    My wife is a wonderful person; she is considerate, nurturing & supportive. We’ve been married for 3 years. Diagnosed 6 months ago although it was clear we suffered the symptoms for 2 years.

    Just like in your story, I could have been dealt with a far worse situation. She is a “good” bipolar sufferer: she takes her meds, she listens to her psychologist and psychiatrist, she practices her mental homework and keeps a mood diary. She tries hard at work despite the illness giving her, basically, a disability. She has faced a very scary condition with grace and determination.

    However, when she’s in the high phase, I just can’t tolerate it. She’s obnoxious, stressful, proud, craves attention and praise, hypersensitive to minor comments/criticisms and talks bravdo nonsense. She talks at me, not to me and then expects me to be in awe and wonder at her (rather) mild achievements or moments of inspiration. Of course, as any partner of BP knows, they very seldomly follow through with their grandiosity. This makes me skeptical of her hopes of the future.

    When she’s depressed, I feel helpless and frusrated. Just like you, I can’t help feel she’s lazy (just the way I’ve been brought-up to see the world). She wants sympthathy but not pity; she wants support but not judgement. She wants you to listen to how she’ll get herself out of the black hole but then spends the next week doing none of those things she said.

    Anyway, it was in her last manic episode that she decided to move out. Over the following months, she’s been telling me it’s over and that for her health, it’s better that we separated. After I have worked so hard to emotionally accept this, she nows says that may be it was her moods talking. I can’t begin to say how this has affected me!

    In thinking of our time during courtship and marriage, I can now see that her moods changed with the seasons. Her last manic episodes have all started in February and peak in July. Her depressive state starts in August and bottoms in November.

    Because of the stress I’ve been under, I’m seeing a psychologist myself to talk and unload. I feel guilty (my psych says you should never feel guilty only remorse), hurt, resentful, angry, sad, depressed, loss of my identity (I never thought I was a quitter and certainly not in a marriage). I’ve grieved, I’ve cried..

    I’ve been writing pages and pages of my feelings, weighing up pros and cons of staying or leaving, writing what I like about her and what I dislike about her. Writing about what the future would be with her and without her.
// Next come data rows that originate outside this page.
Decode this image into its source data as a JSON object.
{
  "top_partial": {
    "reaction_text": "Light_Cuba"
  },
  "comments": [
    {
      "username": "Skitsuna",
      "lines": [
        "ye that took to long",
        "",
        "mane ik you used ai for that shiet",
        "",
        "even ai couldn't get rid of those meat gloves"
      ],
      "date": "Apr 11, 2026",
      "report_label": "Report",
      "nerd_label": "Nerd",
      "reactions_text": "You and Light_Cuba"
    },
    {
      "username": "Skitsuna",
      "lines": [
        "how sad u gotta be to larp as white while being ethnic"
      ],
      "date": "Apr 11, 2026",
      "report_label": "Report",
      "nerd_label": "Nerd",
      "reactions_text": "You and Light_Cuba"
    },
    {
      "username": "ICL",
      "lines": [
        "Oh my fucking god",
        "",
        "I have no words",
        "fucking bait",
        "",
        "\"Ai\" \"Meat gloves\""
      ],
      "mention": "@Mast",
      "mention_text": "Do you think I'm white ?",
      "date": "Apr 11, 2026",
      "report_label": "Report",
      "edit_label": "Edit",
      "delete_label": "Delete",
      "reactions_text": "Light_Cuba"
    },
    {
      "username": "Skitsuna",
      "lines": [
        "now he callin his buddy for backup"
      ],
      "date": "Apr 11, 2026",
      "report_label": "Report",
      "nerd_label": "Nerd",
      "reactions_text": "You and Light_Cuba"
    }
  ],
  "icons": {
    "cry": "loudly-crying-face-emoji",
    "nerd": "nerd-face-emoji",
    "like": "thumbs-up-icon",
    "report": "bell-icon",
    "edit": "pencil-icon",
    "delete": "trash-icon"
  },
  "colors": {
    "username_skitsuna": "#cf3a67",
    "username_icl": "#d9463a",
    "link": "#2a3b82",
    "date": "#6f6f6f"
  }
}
I wrote a goodbye letter to our relationship. I just checked-in to a hotel last night to have a place to go through the decision in detail. In the end, I’ve decided to leave. It’s the hardest decision of my life. These last 6 months has been the most painful period of my life.

    Reading Dr Bruce Fisher’s book, “Rebuilding: When your relationship ends”, has shown me that I can grow from this and that I can and need to love myself again (I’d never thought I’d ever say something so sissy). I’ve grown as a person and learnt so much about myself.

    I also think of how I could possibly start a family. She can’t take meds during conception/pregnancy (risk of birth defects). Post-natal will be crazy. And then, BP tends to be passed on genetically so there is a chance of our children having it (wondeful!). I’ve always thought her sister and mother were stressers, always creating some crises in their lives. I would put bets that they have undiagnosed (but milder) BP.

    Trevor, I sympathasise with you. Always, do what’s best for you, says my psych. I guess it’s good advice – just hard to follow when you’re in a bad situation. Life is about choices – we choose the life we’ll have. The key is to recognise we have them, to make them wisely and never look back.

  4. Max, This is in response to your reply. I am going through a similar situation with my boyfriend leaving very suddenly and I believe that he is BP. He seems to be BP II and like you, I believe that at least one other person in his family has it as well. Please read my post “Bipolar Boyfriend-Help!” Any advice for me?

Leave a Reply

Your email address will not be published. Required fields are marked *